From Gentoo Wiki
Jump to: navigation, search
This page contains changes which are not marked for translation.

Other languages:
Deutsch • ‎English • ‎español • ‎français • ‎italiano • ‎日本語 • ‎한국어 • ‎polski • ‎português do Brasil • ‎русский • ‎Türkçe • ‎中文(中国大陆)‎

The kernel is the core of the operating system. Containing most of the device drives, the kernel offers interfaces for programs to access system hardware such as memory, graphic cards, and block devices.

Although Gentoo is a free operating system based on either Linux or FreeBSD and FreeBSD has its own kernel, for practical reasons, this article refers exclusively to the Linux kernel.


USE flags

To create a kernel, it is necessary to install the kernel source code first. The Gentoo recommended kernel sources for a desktop system are, of course, sys-kernel/gentoo-sources.

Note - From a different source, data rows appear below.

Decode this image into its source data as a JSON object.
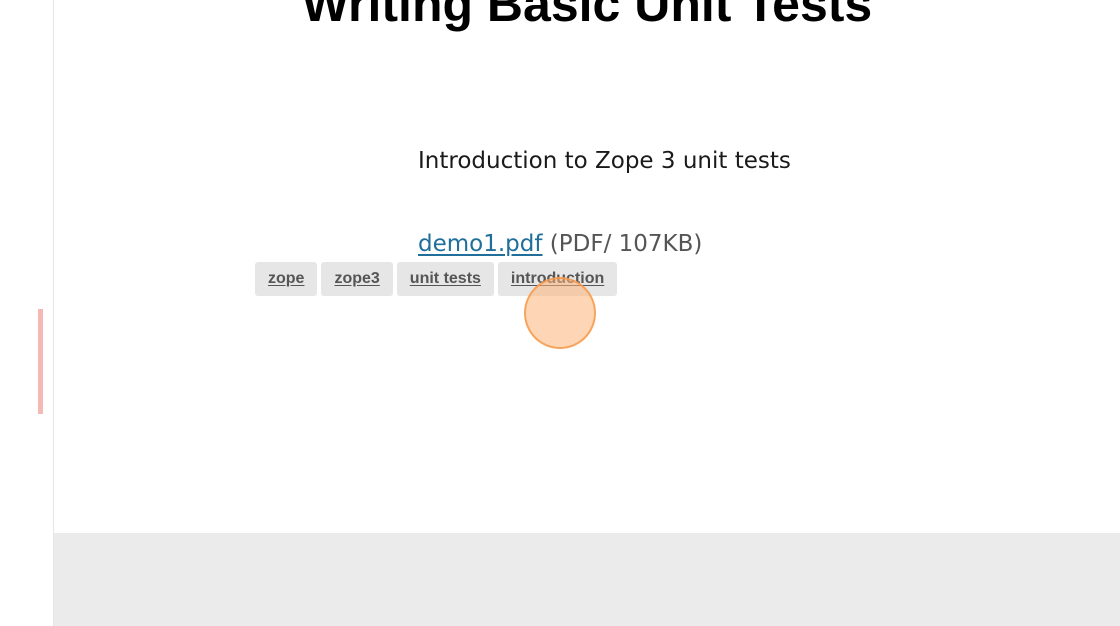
{
  "article": {
    "title": "Writing Basic Unit Tests",
    "description": "Introduction to Zope 3 unit tests"
  },
  "attachment": {
    "filename": "demo1.pdf",
    "info": "(PDF/ 107KB)"
  },
  "tags": [
    {
      "label": "zope"
    },
    {
      "label": "zope3"
    },
    {
      "label": "unit tests"
    },
    {
      "label": "introduction"
    }
  ],
  "colors": {
    "link": "#1f6f9a",
    "tag_background": "#e6e6e6",
    "footer_background": "#ebebeb",
    "scroll_marker": "#f4b9b4",
    "click_indicator": "#ffb478"
  }
}
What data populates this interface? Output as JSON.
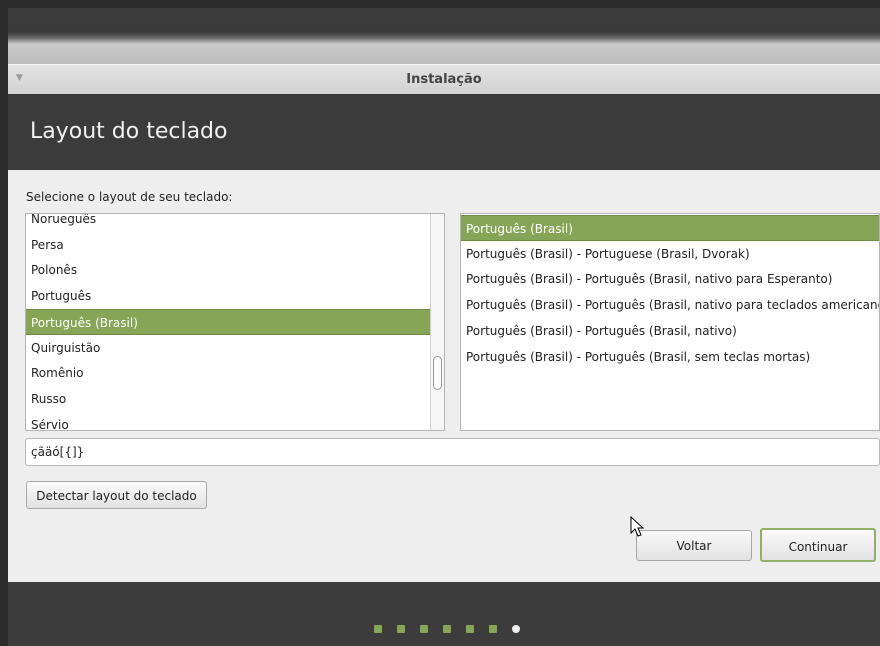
{
  "window": {
    "title": "Instalação"
  },
  "header": {
    "heading": "Layout do teclado"
  },
  "prompt": "Selecione o layout de seu teclado:",
  "layouts": [
    {
      "label": "Norueguês",
      "selected": false
    },
    {
      "label": "Persa",
      "selected": false
    },
    {
      "label": "Polonês",
      "selected": false
    },
    {
      "label": "Português",
      "selected": false
    },
    {
      "label": "Português (Brasil)",
      "selected": true
    },
    {
      "label": "Quirguistão",
      "selected": false
    },
    {
      "label": "Romênio",
      "selected": false
    },
    {
      "label": "Russo",
      "selected": false
    },
    {
      "label": "Sérvio",
      "selected": false
    }
  ],
  "variants": [
    {
      "label": "Português (Brasil)",
      "selected": true
    },
    {
      "label": "Português (Brasil) - Portuguese (Brasil, Dvorak)",
      "selected": false
    },
    {
      "label": "Português (Brasil) - Português (Brasil, nativo para Esperanto)",
      "selected": false
    },
    {
      "label": "Português (Brasil) - Português (Brasil, nativo para teclados americanos)",
      "selected": false
    },
    {
      "label": "Português (Brasil) - Português (Brasil, nativo)",
      "selected": false
    },
    {
      "label": "Português (Brasil) - Português (Brasil, sem teclas mortas)",
      "selected": false
    }
  ],
  "test_input": {
    "value": "çãäó[{]}"
  },
  "buttons": {
    "detect": "Detectar layout do teclado",
    "back": "Voltar",
    "continue": "Continuar"
  },
  "progress": {
    "total_steps": 7,
    "current_step": 7
  },
  "colors": {
    "accent": "#87a556",
    "header_bg": "#3b3b3b",
    "content_bg": "#eeeeee"
  }
}
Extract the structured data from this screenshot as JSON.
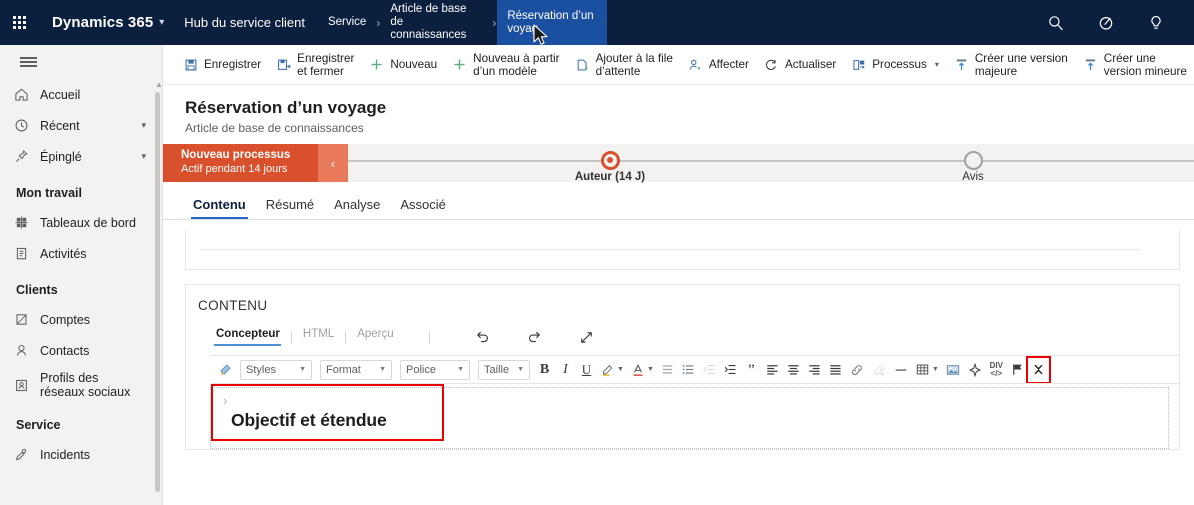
{
  "topbar": {
    "waffle_name": "app-launcher",
    "brand": "Dynamics 365",
    "app_name": "Hub du service client",
    "breadcrumbs": [
      {
        "label": "Service",
        "active": false
      },
      {
        "label": "Article de base de connaissances",
        "active": false
      },
      {
        "label": "Réservation d’un voyag",
        "active": true
      }
    ],
    "icons": [
      {
        "name": "search-icon",
        "label": "Recherche"
      },
      {
        "name": "filter-icon",
        "label": "Filtre"
      },
      {
        "name": "lightbulb-icon",
        "label": "Assistant"
      }
    ]
  },
  "sidebar": {
    "hamburger_label": "Développer le volet de navigation",
    "items": [
      {
        "label": "Accueil",
        "icon": "home-icon",
        "chevron": false
      },
      {
        "label": "Récent",
        "icon": "clock-icon",
        "chevron": true
      },
      {
        "label": "Épinglé",
        "icon": "pin-icon",
        "chevron": true
      }
    ],
    "groups": [
      {
        "title": "Mon travail",
        "items": [
          {
            "label": "Tableaux de bord",
            "icon": "dashboard-icon"
          },
          {
            "label": "Activités",
            "icon": "activities-icon"
          }
        ]
      },
      {
        "title": "Clients",
        "items": [
          {
            "label": "Comptes",
            "icon": "accounts-icon"
          },
          {
            "label": "Contacts",
            "icon": "contact-icon"
          },
          {
            "label": "Profils des\nréseaux sociaux",
            "icon": "social-profile-icon"
          }
        ]
      },
      {
        "title": "Service",
        "items": [
          {
            "label": "Incidents",
            "icon": "case-icon"
          }
        ]
      }
    ]
  },
  "commandbar": [
    {
      "label": "Enregistrer",
      "icon": "save-icon",
      "dropdown": false
    },
    {
      "label": "Enregistrer\net fermer",
      "icon": "save-close-icon",
      "dropdown": false
    },
    {
      "label": "Nouveau",
      "icon": "plus-icon",
      "dropdown": false
    },
    {
      "label": "Nouveau à partir\nd’un modèle",
      "icon": "plus-icon",
      "dropdown": false
    },
    {
      "label": "Ajouter à la file\nd’attente",
      "icon": "queue-icon",
      "dropdown": false
    },
    {
      "label": "Affecter",
      "icon": "assign-user-icon",
      "dropdown": false
    },
    {
      "label": "Actualiser",
      "icon": "refresh-icon",
      "dropdown": false
    },
    {
      "label": "Processus",
      "icon": "process-icon",
      "dropdown": true
    },
    {
      "label": "Créer une version\nmajeure",
      "icon": "major-version-icon",
      "dropdown": false
    },
    {
      "label": "Créer une\nversion mineure",
      "icon": "minor-version-icon",
      "dropdown": false
    }
  ],
  "record": {
    "title": "Réservation d’un voyage",
    "subtitle": "Article de base de connaissances"
  },
  "process_flow": {
    "name": "Nouveau processus",
    "status": "Actif pendant 14 jours",
    "back_label": "Étape précédente",
    "stages": [
      {
        "label": "Auteur (14 J)",
        "state": "active"
      },
      {
        "label": "Avis",
        "state": "idle"
      }
    ]
  },
  "tabs": [
    {
      "label": "Contenu",
      "active": true
    },
    {
      "label": "Résumé",
      "active": false
    },
    {
      "label": "Analyse",
      "active": false
    },
    {
      "label": "Associé",
      "active": false
    }
  ],
  "content_section": {
    "header": "CONTENU",
    "editor_tabs": [
      {
        "label": "Concepteur",
        "active": true
      },
      {
        "label": "HTML",
        "active": false
      },
      {
        "label": "Aperçu",
        "active": false
      }
    ],
    "editor_actions": [
      {
        "name": "undo-icon",
        "label": "Annuler"
      },
      {
        "name": "redo-icon",
        "label": "Rétablir"
      },
      {
        "name": "expand-icon",
        "label": "Agrandir"
      }
    ],
    "toolbar": {
      "brush": {
        "name": "format-painter-icon",
        "label": "Reproduire la mise en forme"
      },
      "selects": [
        {
          "name": "styles-select",
          "value": "Styles"
        },
        {
          "name": "format-select",
          "value": "Format"
        },
        {
          "name": "font-select",
          "value": "Police"
        },
        {
          "name": "size-select",
          "value": "Taille"
        }
      ],
      "buttons": [
        {
          "name": "bold-button",
          "glyph": "B",
          "label": "Gras"
        },
        {
          "name": "italic-button",
          "glyph": "I",
          "label": "Italique"
        },
        {
          "name": "underline-button",
          "glyph": "U",
          "label": "Souligné"
        },
        {
          "name": "highlight-color-button",
          "glyph": "highlighter",
          "label": "Couleur de surbrillance"
        },
        {
          "name": "font-color-button",
          "glyph": "fontcolor",
          "label": "Couleur de police"
        },
        {
          "name": "bulleted-list-button",
          "glyph": "bullets",
          "label": "Liste à puces"
        },
        {
          "name": "numbered-list-button",
          "glyph": "numbers",
          "label": "Liste numérotée"
        },
        {
          "name": "decrease-indent-button",
          "glyph": "outdent",
          "label": "Diminuer le retrait"
        },
        {
          "name": "increase-indent-button",
          "glyph": "indent",
          "label": "Augmenter le retrait"
        },
        {
          "name": "blockquote-button",
          "glyph": "”",
          "label": "Citation"
        },
        {
          "name": "align-left-button",
          "glyph": "alignleft",
          "label": "Aligner à gauche"
        },
        {
          "name": "align-center-button",
          "glyph": "aligncenter",
          "label": "Centrer"
        },
        {
          "name": "align-right-button",
          "glyph": "alignright",
          "label": "Aligner à droite"
        },
        {
          "name": "align-justify-button",
          "glyph": "alignjustify",
          "label": "Justifier"
        },
        {
          "name": "insert-link-button",
          "glyph": "link",
          "label": "Insérer un lien"
        },
        {
          "name": "remove-link-button",
          "glyph": "unlink",
          "label": "Supprimer le lien"
        },
        {
          "name": "horizontal-rule-button",
          "glyph": "hrule",
          "label": "Ligne horizontale"
        },
        {
          "name": "insert-table-button",
          "glyph": "table",
          "label": "Tableau"
        },
        {
          "name": "insert-image-button",
          "glyph": "image",
          "label": "Image"
        },
        {
          "name": "special-character-button",
          "glyph": "sparkle",
          "label": "Caractère spécial"
        },
        {
          "name": "source-code-button",
          "glyph": "div",
          "label": "Code source"
        },
        {
          "name": "anchor-button",
          "glyph": "flag",
          "label": "Ancre"
        },
        {
          "name": "collapse-toolbar-button",
          "glyph": "collapse",
          "label": "Réduire la barre d’outils",
          "highlighted": true
        }
      ]
    },
    "document": {
      "chevron": "›",
      "heading": "Objectif et étendue",
      "highlighted": true
    }
  },
  "colors": {
    "nav_background": "#0b1f3f",
    "breadcrumb_active": "#1b4fa0",
    "process_accent": "#d9512c",
    "tab_underline": "#2266cc",
    "highlight_box": "#e60000",
    "sidebar_background": "#f3f2f1"
  }
}
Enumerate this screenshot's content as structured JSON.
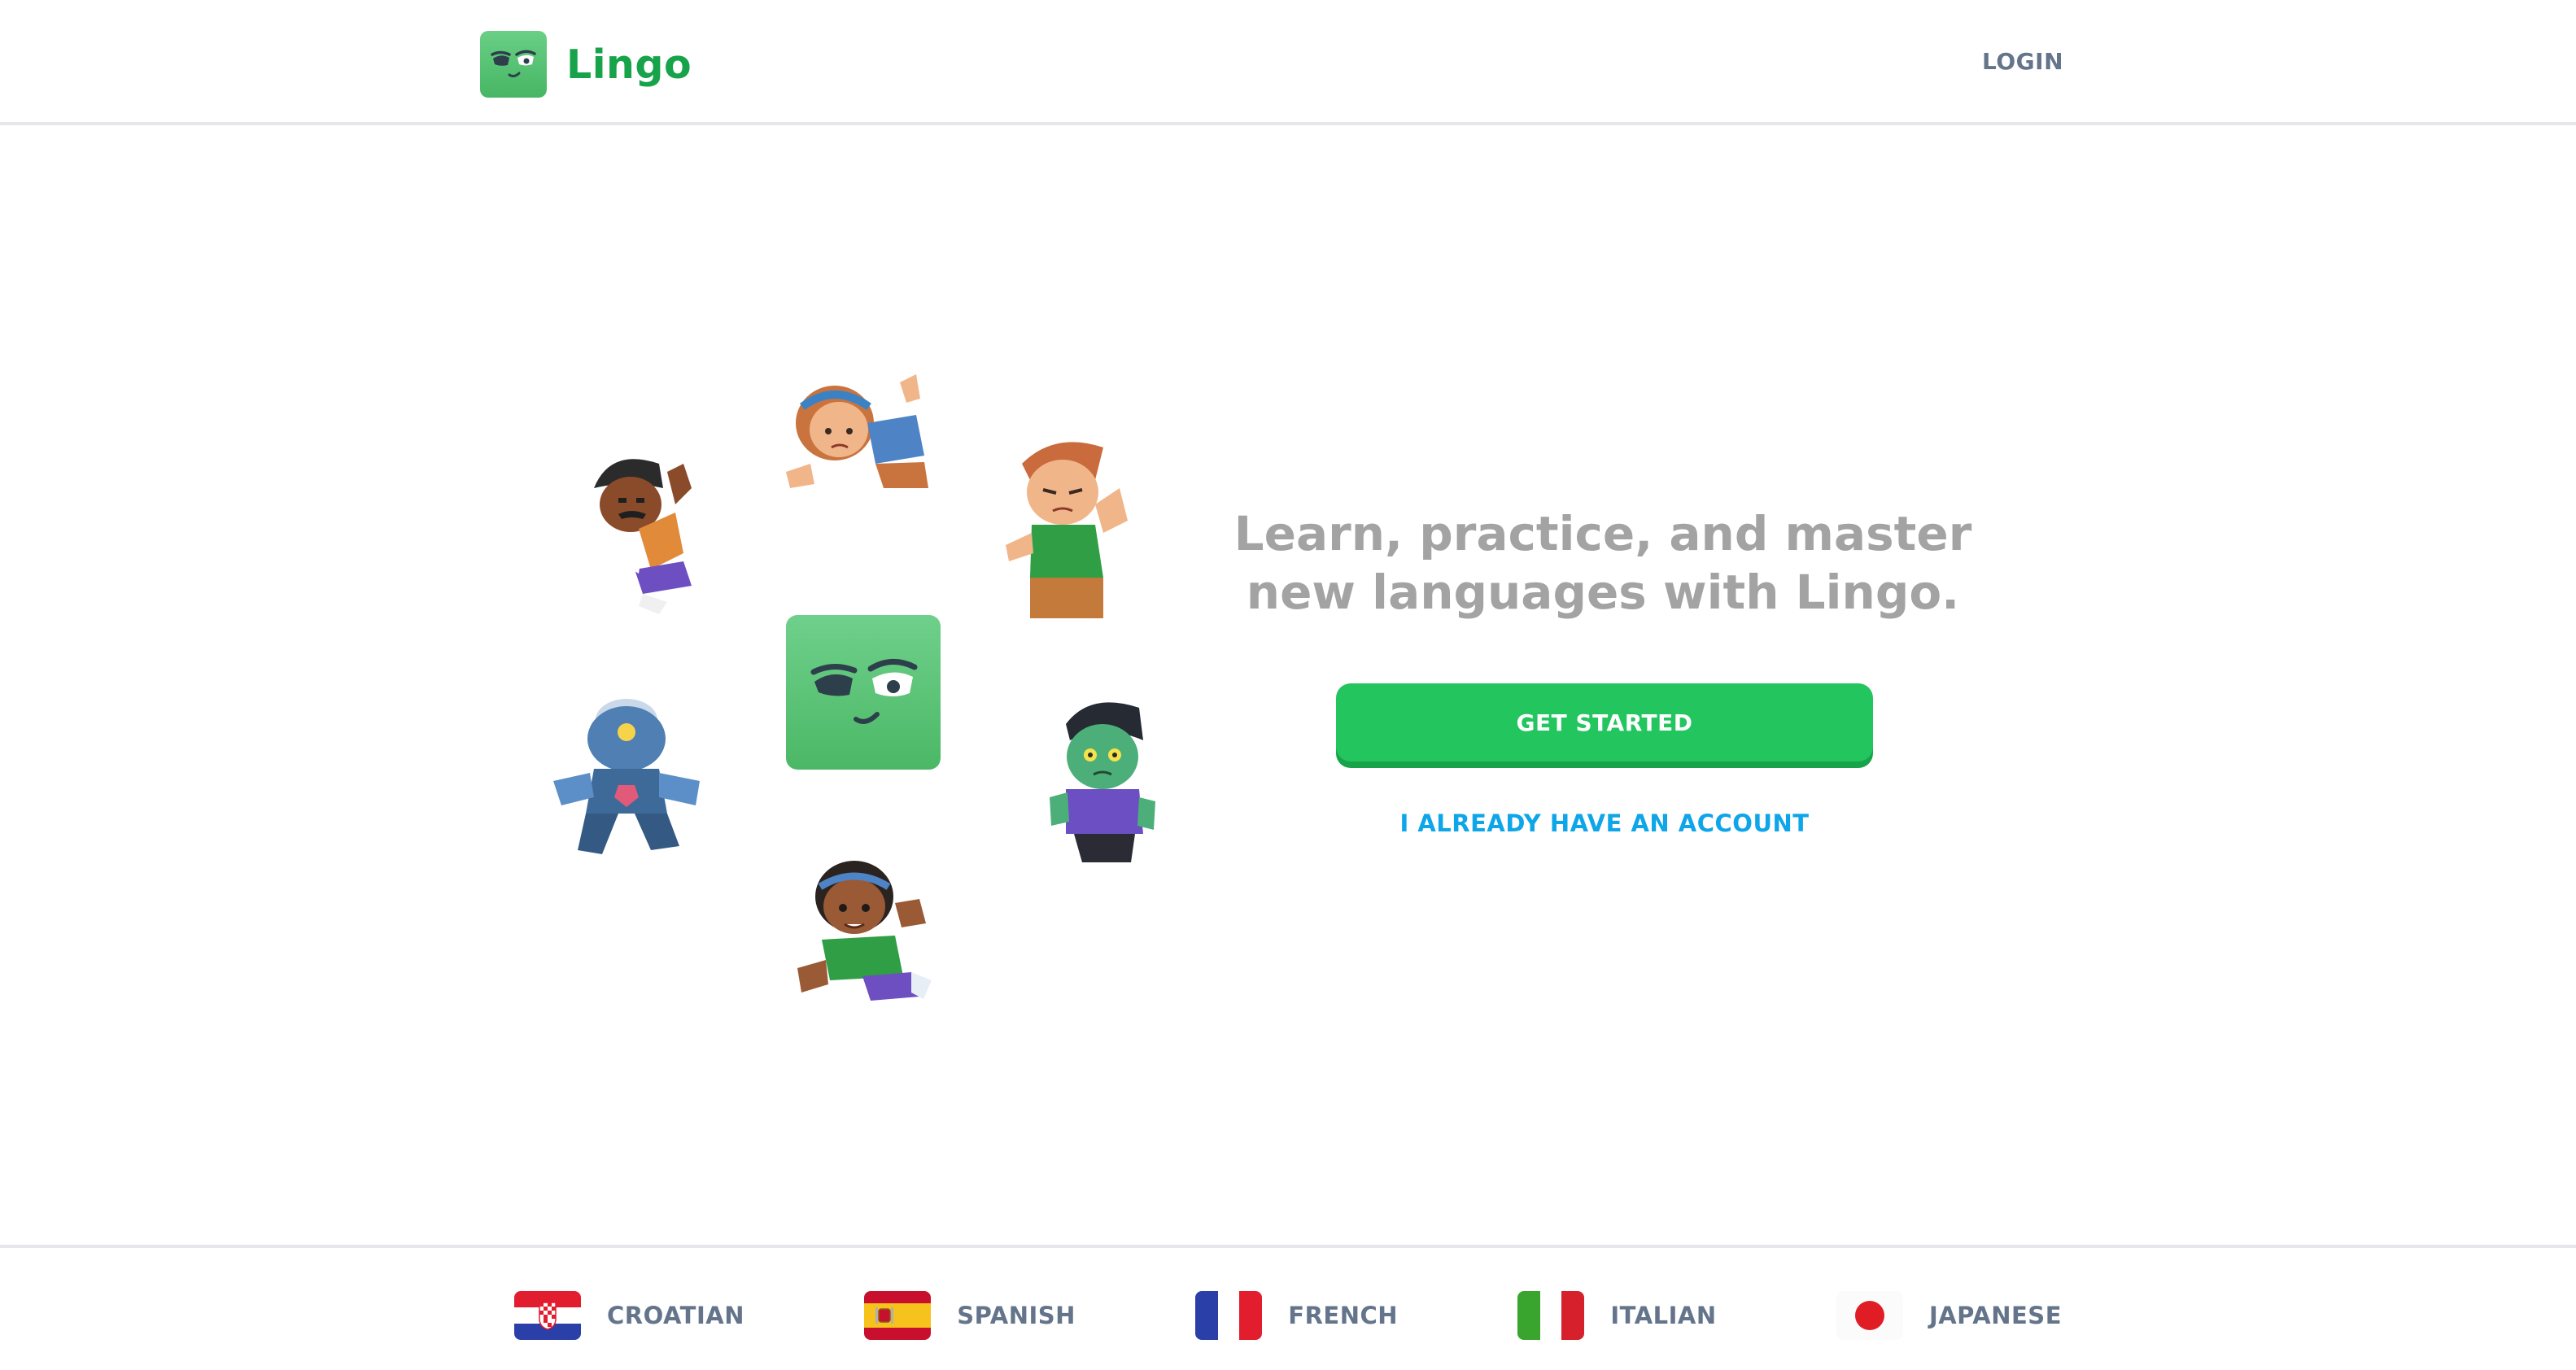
{
  "header": {
    "brand_name": "Lingo",
    "login_label": "LOGIN"
  },
  "hero": {
    "tagline": "Learn, practice, and master new languages with Lingo.",
    "get_started_label": "GET STARTED",
    "have_account_label": "I ALREADY HAVE AN ACCOUNT",
    "characters": [
      "man-character",
      "woman-character",
      "boy-character",
      "robot-character",
      "zombie-character",
      "girl-character"
    ]
  },
  "footer": {
    "languages": [
      {
        "label": "CROATIAN",
        "flag": "croatia-flag-icon"
      },
      {
        "label": "SPANISH",
        "flag": "spain-flag-icon"
      },
      {
        "label": "FRENCH",
        "flag": "france-flag-icon"
      },
      {
        "label": "ITALIAN",
        "flag": "italy-flag-icon"
      },
      {
        "label": "JAPANESE",
        "flag": "japan-flag-icon"
      }
    ]
  },
  "colors": {
    "brand_green": "#16a34a",
    "button_green": "#22c55e",
    "button_shadow": "#16a34a",
    "link_blue": "#0ea5e9",
    "muted_text": "#64748b",
    "tagline_gray": "#a3a3a3",
    "divider": "#e5e7eb"
  }
}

These are maintained by the Gentoo developers, and patched to fix security vulnerabilities, functional problems, as well as to improve compatibility with rare system architectures.

Cannot load package information. Is the atom sys-kernel/gentoo-sources correct?


Now install sys-kernel/gentoo-sources:

root #emerge --ask sys-kernel/gentoo-sources

Alternative kernels

The Kernel sources overview article provides details on most, if not all, of the kernel sources packages available in Gentoo.

Searching all alternatives

A full list of kernel sources with short descriptions can be found by searching with emerge:

root #emerge --search "%@^sys-kernel/.*sources"

Available articles


Automatic configuration
genkernel is a tool used to automate the build process of the kernel and initramfs. The goal of genkernel is to help users through the kernel building process.
Manual configuration
Manual configuration enables the user, with some effort, to create a custom-fit kernel configuration.
Gentoo kernel configuration guide
Gentoo's kernel configuration guide.
Kernel security
Instructions for securing the kernel.
Kernel Seeds
Like the option above, Kernels Seeds help the user, with some effort, create a custom-fit kernel configuration using an existing .config as a base.


Steps to upgrade to a new kernel using an existing configuration.
2.4 to 2.6 Migration
Migration guide from Linux 2.4 to Linux 2.6. Since the Linux kernel codebase has significantly moved past 2.6, these migration steps are no longer relevant, but may be useful for helping administrators understand.


Steps to completely remove old kernels.

See also

External resources

  • - Blogs related to the Linux kernel.
  • - A "community of aspiring Linux kernel developers who work to improve their Kernels and more experienced developers willing to share their knowledge".
  • - Official comprehensible documentation for the Linux kernel.